The program addressed how health care reform could affect Americans as Congress continued working on a merged bill. "Our speakers provided background on where we are and where the reforms are likely to take us," said Jerri Nims Rooker, the center's associate director.
The invited speakers included Cindy Zeldin, M.A. (pictured right), who has years of public policy experience at both the state and national level and currently serves as executive director of Georgians for a Healthy Future, where she works to increase access to quality affordable healthcare through policy initiatives, legislation and civic action. She was joined by Dr. Steve Stranne (pictured below), both a physician and a partner in the Washington D.C. office of Bryan Cave Powell Goldstein LLP, where he focuses his practice on developing regulatory and legislative initiatives for various factions of the health care industry as well as conducting policy research.
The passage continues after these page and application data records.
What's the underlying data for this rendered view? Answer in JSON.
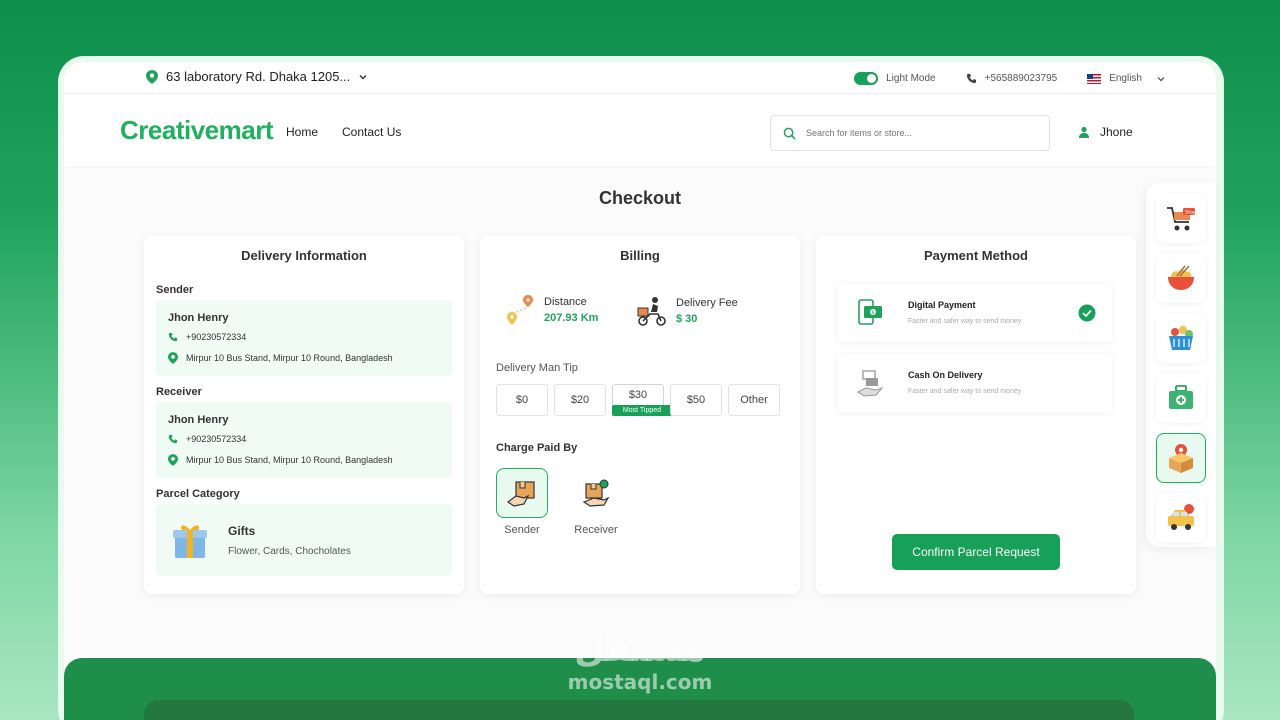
{
  "topbar": {
    "location": "63 laboratory Rd. Dhaka 1205...",
    "theme_label": "Light Mode",
    "phone": "+565889023795",
    "language": "English"
  },
  "header": {
    "logo": "Creativemart",
    "nav": [
      "Home",
      "Contact Us"
    ],
    "search_placeholder": "Search for items or store...",
    "user_name": "Jhone"
  },
  "page_title": "Checkout",
  "delivery": {
    "title": "Delivery Information",
    "sender_label": "Sender",
    "sender": {
      "name": "Jhon Henry",
      "phone": "+90230572334",
      "address": "Mirpur 10 Bus Stand, Mirpur 10 Round, Bangladesh"
    },
    "receiver_label": "Receiver",
    "receiver": {
      "name": "Jhon Henry",
      "phone": "+90230572334",
      "address": "Mirpur 10 Bus Stand, Mirpur 10 Round, Bangladesh"
    },
    "parcel_label": "Parcel Category",
    "parcel": {
      "name": "Gifts",
      "description": "Flower, Cards, Chocholates"
    }
  },
  "billing": {
    "title": "Billing",
    "distance_label": "Distance",
    "distance_value": "207.93 Km",
    "fee_label": "Delivery Fee",
    "fee_value": "$ 30",
    "tip_label": "Delivery Man Tip",
    "tips": [
      "$0",
      "$20",
      "$30",
      "$50",
      "Other"
    ],
    "tip_badge": "Most Tipped",
    "selected_tip": "$30",
    "charge_label": "Charge Paid By",
    "payers": [
      "Sender",
      "Receiver"
    ],
    "selected_payer": "Sender"
  },
  "payment": {
    "title": "Payment Method",
    "options": [
      {
        "name": "Digital Payment",
        "desc": "Faster and safer way to send money",
        "selected": true
      },
      {
        "name": "Cash On Delivery",
        "desc": "Faster and safer way to send money",
        "selected": false
      }
    ],
    "confirm_label": "Confirm Parcel Request"
  },
  "categories": [
    "shop-icon",
    "food-icon",
    "grocery-icon",
    "pharmacy-icon",
    "parcel-icon",
    "taxi-icon"
  ],
  "selected_category": "parcel-icon",
  "watermark": {
    "arabic": "مستقل",
    "latin": "mostaql.com"
  },
  "colors": {
    "brand": "#21b05f",
    "accent": "#17a058",
    "light": "#f1fbf5"
  }
}
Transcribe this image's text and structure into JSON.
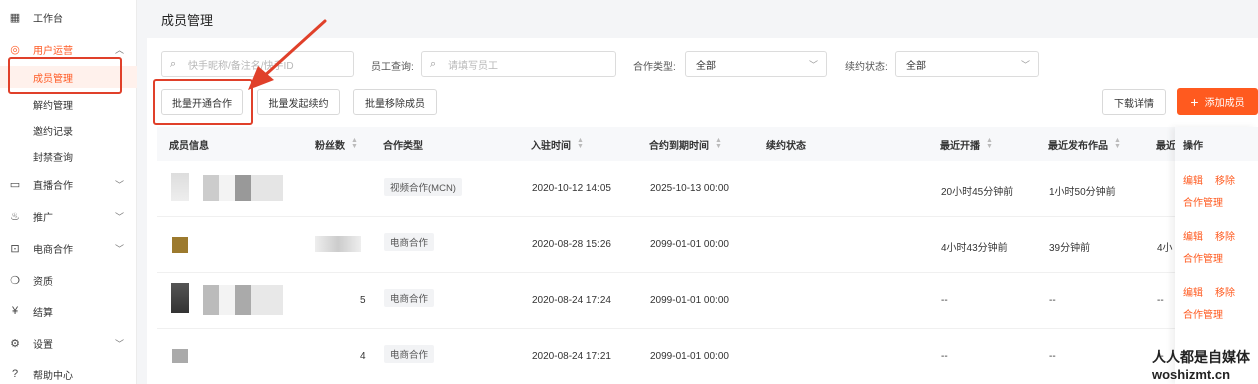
{
  "sidebar": {
    "items": [
      {
        "label": "工作台",
        "icon": "dashboard-icon",
        "glyph": "▦"
      },
      {
        "label": "用户运营",
        "icon": "user-ops-icon",
        "glyph": "◎",
        "expanded": true
      },
      {
        "label": "成员管理",
        "active": true
      },
      {
        "label": "解约管理"
      },
      {
        "label": "邀约记录"
      },
      {
        "label": "封禁查询"
      },
      {
        "label": "直播合作",
        "icon": "live-icon",
        "glyph": "▭"
      },
      {
        "label": "推广",
        "icon": "flame-icon",
        "glyph": "♨"
      },
      {
        "label": "电商合作",
        "icon": "bag-icon",
        "glyph": "⊡"
      },
      {
        "label": "资质",
        "icon": "badge-icon",
        "glyph": "❍"
      },
      {
        "label": "结算",
        "icon": "yen-icon",
        "glyph": "¥"
      },
      {
        "label": "设置",
        "icon": "gear-icon",
        "glyph": "⚙"
      },
      {
        "label": "帮助中心",
        "icon": "help-icon",
        "glyph": "?"
      }
    ]
  },
  "page": {
    "title": "成员管理"
  },
  "filters": {
    "search_placeholder": "快手昵称/备注名/快手ID",
    "staff_label": "员工查询:",
    "staff_placeholder": "请填写员工",
    "coop_type_label": "合作类型:",
    "coop_type_value": "全部",
    "renewal_label": "续约状态:",
    "renewal_value": "全部"
  },
  "actions": {
    "batch_open": "批量开通合作",
    "batch_renew": "批量发起续约",
    "batch_remove": "批量移除成员",
    "download": "下载详情",
    "add_member": "添加成员"
  },
  "table": {
    "headers": {
      "member": "成员信息",
      "fans": "粉丝数",
      "coop_type": "合作类型",
      "join_time": "入驻时间",
      "expire_time": "合约到期时间",
      "renewal": "续约状态",
      "last_live": "最近开播",
      "last_work": "最近发布作品",
      "next": "最近",
      "ops": "操作"
    },
    "rows": [
      {
        "fans": "",
        "coop_type": "视频合作(MCN)",
        "join_time": "2020-10-12 14:05",
        "expire_time": "2025-10-13 00:00",
        "last_live": "20小时45分钟前",
        "last_work": "1小时50分钟前",
        "next": ""
      },
      {
        "fans": "",
        "coop_type": "电商合作",
        "join_time": "2020-08-28 15:26",
        "expire_time": "2099-01-01 00:00",
        "last_live": "4小时43分钟前",
        "last_work": "39分钟前",
        "next": "4小"
      },
      {
        "fans": "5",
        "coop_type": "电商合作",
        "join_time": "2020-08-24 17:24",
        "expire_time": "2099-01-01 00:00",
        "last_live": "--",
        "last_work": "--",
        "next": "--"
      },
      {
        "fans": "4",
        "coop_type": "电商合作",
        "join_time": "2020-08-24 17:21",
        "expire_time": "2099-01-01 00:00",
        "last_live": "--",
        "last_work": "--",
        "next": "--"
      }
    ],
    "ops": {
      "edit": "编辑",
      "remove": "移除",
      "manage": "合作管理"
    }
  },
  "watermark": {
    "line1": "人人都是自媒体",
    "line2": "woshizmt.cn"
  },
  "colors": {
    "accent": "#ff5a1f",
    "annotation_red": "#e0402a"
  }
}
The discussion was moderated by Randall Hughes, J.D., a Faculty Fellow and Adjunct Faculty member in health care business regulation with the Center for Law, Health & Society. He is Of Counsel with Bryan Cave Powell Goldstein LLP and is a retired practice group leader of the Atlanta Health Care group.
Zeldin introduced a number of facts and figures regarding the current state of today's American health insurance system. Zeldin described a system in which 52 percent of the population is insured through employer-sponsored insurance programs and 15 percent of the population is uninsured. The remaining population has private non-group insurance, Medicare or Medicaid.
Since World War II, the United States, unlike other developed nations, has looked at the place of employment as the source of health insurance. As the economy has drastically declined and unemployment has reached record numbers, terminated employees have limited options for health care coverage. Many depend on COBRA policies to extend healthcare benefits or seek individual coverage that can be expensive, leading many to have no choice but to join the swelling number of uninsured.
Healthcare reform is "structurally complex with engaged stake holders occupying space and exercising political clout on every piece that is being restructured," Zeldin said. In order to reform the system, major provisions should take place in employer responsibilities, expansion of Medicaid, regulation of private insurance and subsidies for the working poor laboring uninsured, she added.
"The future of who will control Congress and the Presidency" rests in the healthcare debate, Stranne said. While he agreed with Zeldin about the basics of healthcare, with access, cost, quality and value playing significant roles in how the reform should be structured, Stranne said the main goals of healthcare reform should be to cover those uninsured with stable coverage, slow the rapidly increasing cost of health care and to encourage efficiency and quality in how health care is provided. How to proceed in this reform, however, reveals the divisions along party lines that have become polarizing.
The Democrats, Stranne explained, are looking to guaranteed issuance of insurance to those with pre-existing conditions along with individual and employer mandates. The Republicans counter with a proposal to expand state-based high-risk insurance pools for those with preexisting conditions, no mandates, promotion of individual health savings accounts, and promotion of competition between insurance companies with insurance being sold across state lines.
"We discussed the trends demonstrated by the various health care reform proposals," Nims Rooker said. "The speakers examined the need for reform, the solutions being proposed and the various responses to those proposals."
With midterm elections looming in November and numerous close races, a controversial and polarizing bill will be hard for many members of Congress to approve and the reform may lose momentum. Health care is something that affects every person within the United States and the reform changes that occur will impact everyone as well.
By Cindi Yarbrough, Georgia State Law student